The birthday boy! Isn’t he looking skinny?
I made Kramer a giant s’mores Pop Tart for his birthday – recipe to come!
The hot dog bar spread – we had everything! Chili, kimchi, cheese, seaweed, bacon, ramps, caramelized onions…the list goes on.
So many hot dogs.
Jessie and Lauren.
Tom and Val.
Jeena chowing down on a hot dog.
Kim and Mike.
Jaye Bartell (check out the video he did with Matt Hobby)!
The previously mentioned Matt Hobby.
Kramer enjoying a hot dog.
Mix together your mustard mixture and set aside.
Score the fat on your lamb, then cook until golden on all sides.
Smother the lamb in the mustard mixture, then roast at 375 degrees F for 20-25 minutes.
Cover with foil for 5 minutes or so and allow the lamb to rest before slicing.
- Rack of lamb (about 2 pounds)
- 2 tablespoons olive oil
- 3 heaping tablespoons Sir Kensington’s Dijon mustard
- 1 heaping tablespoon dried thyme
- 1 heaping tablespoon dried marjoram
- 1 heaping tablespoon dried tarragon
- 1 teaspoon kosher salt
- fresh cracked pepper to taste
- Preheat your oven to 375 degrees F.
- In a small bowl, mix together the Sir Kensington’s Dijon Mustard, thyme, marjoram and tarragon. Set aside.
- Score the fat cap on the rack of lamb with a knife in criss cross fashion, being careful not to cut into the meat. This will help the fat cook evenly and prevent the rack from curling up during the cooking process.
- Season the lamb with the pepper and salt, then heat your olive oil in a large, heavy-bottomed pan (I used my cast iron pan) over medium-high heat.
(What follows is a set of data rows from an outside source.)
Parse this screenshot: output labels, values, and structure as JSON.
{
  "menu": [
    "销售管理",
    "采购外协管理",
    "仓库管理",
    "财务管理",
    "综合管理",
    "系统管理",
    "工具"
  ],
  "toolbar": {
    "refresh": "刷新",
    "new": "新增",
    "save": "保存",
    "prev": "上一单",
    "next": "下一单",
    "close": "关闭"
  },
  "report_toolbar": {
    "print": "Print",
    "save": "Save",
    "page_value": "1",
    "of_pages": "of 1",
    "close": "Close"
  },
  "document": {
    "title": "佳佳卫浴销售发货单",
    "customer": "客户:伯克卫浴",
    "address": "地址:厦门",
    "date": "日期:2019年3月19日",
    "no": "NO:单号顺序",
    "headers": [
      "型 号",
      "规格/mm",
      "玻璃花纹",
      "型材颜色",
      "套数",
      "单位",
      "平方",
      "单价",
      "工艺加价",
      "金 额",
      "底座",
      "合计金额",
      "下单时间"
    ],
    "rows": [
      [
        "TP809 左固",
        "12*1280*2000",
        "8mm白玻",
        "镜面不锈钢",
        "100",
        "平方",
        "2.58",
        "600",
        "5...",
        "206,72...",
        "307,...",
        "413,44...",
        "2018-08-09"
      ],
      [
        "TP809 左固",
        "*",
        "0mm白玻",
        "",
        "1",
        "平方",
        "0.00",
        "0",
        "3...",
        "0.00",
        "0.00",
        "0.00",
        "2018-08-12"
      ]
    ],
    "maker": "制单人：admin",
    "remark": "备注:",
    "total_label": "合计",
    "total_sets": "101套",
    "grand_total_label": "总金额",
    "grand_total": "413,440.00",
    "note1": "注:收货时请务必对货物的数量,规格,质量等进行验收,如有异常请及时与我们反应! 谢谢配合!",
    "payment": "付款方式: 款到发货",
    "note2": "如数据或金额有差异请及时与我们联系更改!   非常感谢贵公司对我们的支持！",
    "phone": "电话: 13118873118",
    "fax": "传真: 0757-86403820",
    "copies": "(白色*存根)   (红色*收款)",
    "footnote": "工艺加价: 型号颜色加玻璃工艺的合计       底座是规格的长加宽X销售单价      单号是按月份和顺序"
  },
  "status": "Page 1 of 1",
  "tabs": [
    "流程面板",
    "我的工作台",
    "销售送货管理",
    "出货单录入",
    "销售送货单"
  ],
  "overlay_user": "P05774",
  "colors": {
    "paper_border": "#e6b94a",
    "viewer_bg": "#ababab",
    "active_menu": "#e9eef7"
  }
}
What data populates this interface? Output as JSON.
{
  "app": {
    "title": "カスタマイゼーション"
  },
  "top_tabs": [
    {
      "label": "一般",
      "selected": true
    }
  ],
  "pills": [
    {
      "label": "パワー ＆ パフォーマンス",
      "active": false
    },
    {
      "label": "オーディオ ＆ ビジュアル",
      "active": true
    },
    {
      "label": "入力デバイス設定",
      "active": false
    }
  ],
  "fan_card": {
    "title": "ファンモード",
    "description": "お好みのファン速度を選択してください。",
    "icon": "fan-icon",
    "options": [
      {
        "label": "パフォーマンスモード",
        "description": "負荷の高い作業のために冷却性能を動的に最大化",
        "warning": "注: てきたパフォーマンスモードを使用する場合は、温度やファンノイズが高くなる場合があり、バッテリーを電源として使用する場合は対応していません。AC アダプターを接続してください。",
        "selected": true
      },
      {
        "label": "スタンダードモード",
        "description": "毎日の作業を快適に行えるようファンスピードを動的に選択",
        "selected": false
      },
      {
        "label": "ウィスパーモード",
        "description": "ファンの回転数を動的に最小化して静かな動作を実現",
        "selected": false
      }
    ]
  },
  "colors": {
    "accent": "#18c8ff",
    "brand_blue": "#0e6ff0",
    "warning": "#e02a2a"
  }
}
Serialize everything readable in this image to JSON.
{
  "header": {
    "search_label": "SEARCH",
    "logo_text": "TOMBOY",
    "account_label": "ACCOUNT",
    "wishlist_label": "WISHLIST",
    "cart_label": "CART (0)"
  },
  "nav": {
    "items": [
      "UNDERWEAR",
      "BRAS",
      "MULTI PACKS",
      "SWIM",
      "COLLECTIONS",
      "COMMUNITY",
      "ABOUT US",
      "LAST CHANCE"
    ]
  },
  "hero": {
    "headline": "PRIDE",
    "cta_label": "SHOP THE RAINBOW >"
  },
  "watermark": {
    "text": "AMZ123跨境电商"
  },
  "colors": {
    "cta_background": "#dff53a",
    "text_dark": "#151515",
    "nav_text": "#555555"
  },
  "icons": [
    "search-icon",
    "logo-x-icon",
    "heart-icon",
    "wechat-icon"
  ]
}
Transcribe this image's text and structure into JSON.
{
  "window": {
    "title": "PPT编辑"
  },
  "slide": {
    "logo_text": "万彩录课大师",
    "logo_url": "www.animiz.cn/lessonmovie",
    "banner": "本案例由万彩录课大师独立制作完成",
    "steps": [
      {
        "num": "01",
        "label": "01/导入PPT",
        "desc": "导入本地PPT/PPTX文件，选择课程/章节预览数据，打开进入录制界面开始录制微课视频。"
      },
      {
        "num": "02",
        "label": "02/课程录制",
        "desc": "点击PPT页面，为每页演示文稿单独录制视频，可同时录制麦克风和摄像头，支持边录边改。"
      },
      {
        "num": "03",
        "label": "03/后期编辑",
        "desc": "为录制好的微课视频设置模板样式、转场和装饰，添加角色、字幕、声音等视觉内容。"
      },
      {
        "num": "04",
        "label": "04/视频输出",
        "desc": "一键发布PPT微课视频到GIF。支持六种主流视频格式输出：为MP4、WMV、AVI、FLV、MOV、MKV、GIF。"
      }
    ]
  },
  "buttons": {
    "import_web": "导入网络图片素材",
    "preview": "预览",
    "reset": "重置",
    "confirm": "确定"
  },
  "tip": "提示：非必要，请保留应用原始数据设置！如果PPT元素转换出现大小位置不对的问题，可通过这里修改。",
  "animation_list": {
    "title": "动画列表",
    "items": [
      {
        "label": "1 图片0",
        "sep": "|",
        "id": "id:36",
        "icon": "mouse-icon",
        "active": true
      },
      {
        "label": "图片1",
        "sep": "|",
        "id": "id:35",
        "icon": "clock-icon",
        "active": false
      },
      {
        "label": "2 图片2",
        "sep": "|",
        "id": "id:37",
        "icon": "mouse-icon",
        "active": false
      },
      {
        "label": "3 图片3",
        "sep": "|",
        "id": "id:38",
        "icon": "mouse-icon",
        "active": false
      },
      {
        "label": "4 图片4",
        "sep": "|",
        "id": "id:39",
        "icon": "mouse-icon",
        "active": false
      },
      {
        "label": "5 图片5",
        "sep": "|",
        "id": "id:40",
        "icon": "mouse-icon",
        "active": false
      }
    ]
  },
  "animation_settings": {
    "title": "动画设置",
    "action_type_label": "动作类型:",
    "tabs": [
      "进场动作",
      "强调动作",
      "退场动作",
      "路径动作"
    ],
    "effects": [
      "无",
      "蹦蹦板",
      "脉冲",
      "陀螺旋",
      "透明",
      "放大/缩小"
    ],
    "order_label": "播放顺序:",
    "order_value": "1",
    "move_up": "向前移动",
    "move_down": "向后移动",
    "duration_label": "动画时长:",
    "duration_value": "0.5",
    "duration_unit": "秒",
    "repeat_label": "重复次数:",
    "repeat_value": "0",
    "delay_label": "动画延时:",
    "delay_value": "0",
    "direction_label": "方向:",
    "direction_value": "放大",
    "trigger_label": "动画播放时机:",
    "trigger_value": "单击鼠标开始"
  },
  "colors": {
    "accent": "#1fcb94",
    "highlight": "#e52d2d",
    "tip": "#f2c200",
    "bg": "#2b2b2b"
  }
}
Sear the lamb on all sides, until light golden, about 4-5 minutes for the top and bottom and 1-2 minutes on the sides, just to get a crust.
- Brush the lamb liberally with the mustard mixture, then roast the lamb, bone side down and scored fat side up, for 20-25 minutes or so, until the internal temperature reads 135 degrees F (for medium-rare). Cover the lamb with foil when you remove it from the oven, and allow it to rest for 5 minutes or so before slicing and serving alongside crusty bread and a big, green salad.